Your assignment:
Every record below is to be retyped exactly, with any pictures left out.

Web page and app entries:
● ● ● ● ● ● ●
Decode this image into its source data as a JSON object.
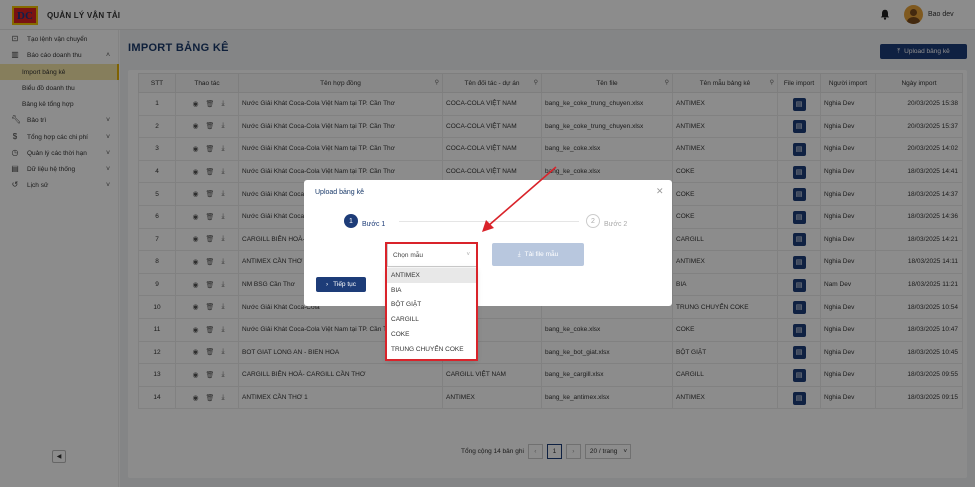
{
  "app": {
    "title": "QUẢN LÝ VẬN TẢI",
    "logo_text": "DC",
    "user": "Bao dev",
    "bell": "bell-icon"
  },
  "sidebar": {
    "items": [
      {
        "label": "Tạo lệnh vận chuyển",
        "icon": "route-icon"
      },
      {
        "label": "Báo cáo doanh thu",
        "icon": "chart-icon"
      },
      {
        "label": "Import bảng kê"
      },
      {
        "label": "Biểu đồ doanh thu"
      },
      {
        "label": "Bảng kê tổng hợp"
      },
      {
        "label": "Bảo trì",
        "icon": "wrench-icon"
      },
      {
        "label": "Tổng hợp các chi phí",
        "icon": "dollar-icon"
      },
      {
        "label": "Quản lý các thời hạn",
        "icon": "clock-icon"
      },
      {
        "label": "Dữ liệu hệ thống",
        "icon": "database-icon"
      },
      {
        "label": "Lịch sử",
        "icon": "history-icon"
      }
    ]
  },
  "page": {
    "title": "IMPORT BẢNG KÊ",
    "upload_label": "Upload bảng kê"
  },
  "table": {
    "headers": [
      "STT",
      "Thao tác",
      "Tên hợp đồng",
      "Tên đối tác - dự án",
      "Tên file",
      "Tên mẫu bảng kê",
      "File import",
      "Người import",
      "Ngày import"
    ],
    "rows": [
      [
        "1",
        "Nước Giải Khát Coca-Cola Việt Nam tại TP. Cần Thơ",
        "COCA-COLA VIỆT NAM",
        "bang_ke_coke_trung_chuyen.xlsx",
        "ANTIMEX",
        "Nghia Dev",
        "20/03/2025 15:38"
      ],
      [
        "2",
        "Nước Giải Khát Coca-Cola Việt Nam tại TP. Cần Thơ",
        "COCA-COLA VIỆT NAM",
        "bang_ke_coke_trung_chuyen.xlsx",
        "ANTIMEX",
        "Nghia Dev",
        "20/03/2025 15:37"
      ],
      [
        "3",
        "Nước Giải Khát Coca-Cola Việt Nam tại TP. Cần Thơ",
        "COCA-COLA VIỆT NAM",
        "bang_ke_coke.xlsx",
        "ANTIMEX",
        "Nghia Dev",
        "20/03/2025 14:02"
      ],
      [
        "4",
        "Nước Giải Khát Coca-Cola Việt Nam tại TP. Cần Thơ",
        "COCA-COLA VIỆT NAM",
        "bang_ke_coke.xlsx",
        "COKE",
        "Nghia Dev",
        "18/03/2025 14:41"
      ],
      [
        "5",
        "Nước Giải Khát Coca-Cola",
        "",
        "",
        "COKE",
        "Nghia Dev",
        "18/03/2025 14:37"
      ],
      [
        "6",
        "Nước Giải Khát Coca-Cola",
        "",
        "",
        "COKE",
        "Nghia Dev",
        "18/03/2025 14:36"
      ],
      [
        "7",
        "CARGILL BIÊN HOÀ- CAR",
        "",
        "",
        "CARGILL",
        "Nghia Dev",
        "18/03/2025 14:21"
      ],
      [
        "8",
        "ANTIMEX CẦN THƠ 1",
        "",
        "",
        "ANTIMEX",
        "Nghia Dev",
        "18/03/2025 14:11"
      ],
      [
        "9",
        "NM BSG Cần Thơ",
        "",
        "",
        "BIA",
        "Nam Dev",
        "18/03/2025 11:21"
      ],
      [
        "10",
        "Nước Giải Khát Coca-Cola",
        "",
        "",
        "TRUNG CHUYỂN COKE",
        "Nghia Dev",
        "18/03/2025 10:54"
      ],
      [
        "11",
        "Nước Giải Khát Coca-Cola Việt Nam tại TP. Cần Thơ",
        "",
        "bang_ke_coke.xlsx",
        "COKE",
        "Nghia Dev",
        "18/03/2025 10:47"
      ],
      [
        "12",
        "BOT GIAT LONG AN - BIEN HOA",
        "G AN",
        "bang_ke_bot_giat.xlsx",
        "BỘT GIẶT",
        "Nghia Dev",
        "18/03/2025 10:45"
      ],
      [
        "13",
        "CARGILL BIÊN HOÀ- CARGILL CẦN THƠ",
        "CARGILL VIỆT NAM",
        "bang_ke_cargill.xlsx",
        "CARGILL",
        "Nghia Dev",
        "18/03/2025 09:55"
      ],
      [
        "14",
        "ANTIMEX CẦN THƠ 1",
        "ANTIMEX",
        "bang_ke_antimex.xlsx",
        "ANTIMEX",
        "Nghia Dev",
        "18/03/2025 09:15"
      ]
    ]
  },
  "pager": {
    "total": "Tổng cộng 14 bản ghi",
    "page": "1",
    "size": "20 / trang"
  },
  "modal": {
    "title": "Upload bảng kê",
    "step1_num": "1",
    "step1": "Bước 1",
    "step2_num": "2",
    "step2": "Bước 2",
    "select_placeholder": "Chọn mẫu",
    "download_label": "Tải file mẫu",
    "next_label": "Tiếp tục",
    "options": [
      "ANTIMEX",
      "BIA",
      "BỘT GIẶT",
      "CARGILL",
      "COKE",
      "TRUNG CHUYỂN COKE"
    ]
  },
  "colors": {
    "primary": "#1d3c78",
    "annotation": "#d9232a",
    "active": "#f5e6a8"
  }
}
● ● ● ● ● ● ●
Task solution:
Decode this image into its source data as a JSON object.
{
  "app": {
    "title": "QUẢN LÝ VẬN TẢI",
    "logo_text": "DC",
    "user": "Bao dev",
    "bell": "bell-icon"
  },
  "sidebar": {
    "items": [
      {
        "label": "Tạo lệnh vận chuyển",
        "icon": "route-icon"
      },
      {
        "label": "Báo cáo doanh thu",
        "icon": "chart-icon"
      },
      {
        "label": "Import bảng kê"
      },
      {
        "label": "Biểu đồ doanh thu"
      },
      {
        "label": "Bảng kê tổng hợp"
      },
      {
        "label": "Bảo trì",
        "icon": "wrench-icon"
      },
      {
        "label": "Tổng hợp các chi phí",
        "icon": "dollar-icon"
      },
      {
        "label": "Quản lý các thời hạn",
        "icon": "clock-icon"
      },
      {
        "label": "Dữ liệu hệ thống",
        "icon": "database-icon"
      },
      {
        "label": "Lịch sử",
        "icon": "history-icon"
      }
    ]
  },
  "page": {
    "title": "IMPORT BẢNG KÊ",
    "upload_label": "Upload bảng kê"
  },
  "table": {
    "headers": [
      "STT",
      "Thao tác",
      "Tên hợp đồng",
      "Tên đối tác - dự án",
      "Tên file",
      "Tên mẫu bảng kê",
      "File import",
      "Người import",
      "Ngày import"
    ],
    "rows": [
      [
        "1",
        "Nước Giải Khát Coca-Cola Việt Nam tại TP. Cần Thơ",
        "COCA-COLA VIỆT NAM",
        "bang_ke_coke_trung_chuyen.xlsx",
        "ANTIMEX",
        "Nghia Dev",
        "20/03/2025 15:38"
      ],
      [
        "2",
        "Nước Giải Khát Coca-Cola Việt Nam tại TP. Cần Thơ",
        "COCA-COLA VIỆT NAM",
        "bang_ke_coke_trung_chuyen.xlsx",
        "ANTIMEX",
        "Nghia Dev",
        "20/03/2025 15:37"
      ],
      [
        "3",
        "Nước Giải Khát Coca-Cola Việt Nam tại TP. Cần Thơ",
        "COCA-COLA VIỆT NAM",
        "bang_ke_coke.xlsx",
        "ANTIMEX",
        "Nghia Dev",
        "20/03/2025 14:02"
      ],
      [
        "4",
        "Nước Giải Khát Coca-Cola Việt Nam tại TP. Cần Thơ",
        "COCA-COLA VIỆT NAM",
        "bang_ke_coke.xlsx",
        "COKE",
        "Nghia Dev",
        "18/03/2025 14:41"
      ],
      [
        "5",
        "Nước Giải Khát Coca-Cola",
        "",
        "",
        "COKE",
        "Nghia Dev",
        "18/03/2025 14:37"
      ],
      [
        "6",
        "Nước Giải Khát Coca-Cola",
        "",
        "",
        "COKE",
        "Nghia Dev",
        "18/03/2025 14:36"
      ],
      [
        "7",
        "CARGILL BIÊN HOÀ- CAR",
        "",
        "",
        "CARGILL",
        "Nghia Dev",
        "18/03/2025 14:21"
      ],
      [
        "8",
        "ANTIMEX CẦN THƠ 1",
        "",
        "",
        "ANTIMEX",
        "Nghia Dev",
        "18/03/2025 14:11"
      ],
      [
        "9",
        "NM BSG Cần Thơ",
        "",
        "",
        "BIA",
        "Nam Dev",
        "18/03/2025 11:21"
      ],
      [
        "10",
        "Nước Giải Khát Coca-Cola",
        "",
        "",
        "TRUNG CHUYỂN COKE",
        "Nghia Dev",
        "18/03/2025 10:54"
      ],
      [
        "11",
        "Nước Giải Khát Coca-Cola Việt Nam tại TP. Cần Thơ",
        "",
        "bang_ke_coke.xlsx",
        "COKE",
        "Nghia Dev",
        "18/03/2025 10:47"
      ],
      [
        "12",
        "BOT GIAT LONG AN - BIEN HOA",
        "G AN",
        "bang_ke_bot_giat.xlsx",
        "BỘT GIẶT",
        "Nghia Dev",
        "18/03/2025 10:45"
      ],
      [
        "13",
        "CARGILL BIÊN HOÀ- CARGILL CẦN THƠ",
        "CARGILL VIỆT NAM",
        "bang_ke_cargill.xlsx",
        "CARGILL",
        "Nghia Dev",
        "18/03/2025 09:55"
      ],
      [
        "14",
        "ANTIMEX CẦN THƠ 1",
        "ANTIMEX",
        "bang_ke_antimex.xlsx",
        "ANTIMEX",
        "Nghia Dev",
        "18/03/2025 09:15"
      ]
    ]
  },
  "pager": {
    "total": "Tổng cộng 14 bản ghi",
    "page": "1",
    "size": "20 / trang"
  },
  "modal": {
    "title": "Upload bảng kê",
    "step1_num": "1",
    "step1": "Bước 1",
    "step2_num": "2",
    "step2": "Bước 2",
    "select_placeholder": "Chọn mẫu",
    "download_label": "Tải file mẫu",
    "next_label": "Tiếp tục",
    "options": [
      "ANTIMEX",
      "BIA",
      "BỘT GIẶT",
      "CARGILL",
      "COKE",
      "TRUNG CHUYỂN COKE"
    ]
  },
  "colors": {
    "primary": "#1d3c78",
    "annotation": "#d9232a",
    "active": "#f5e6a8"
  }
}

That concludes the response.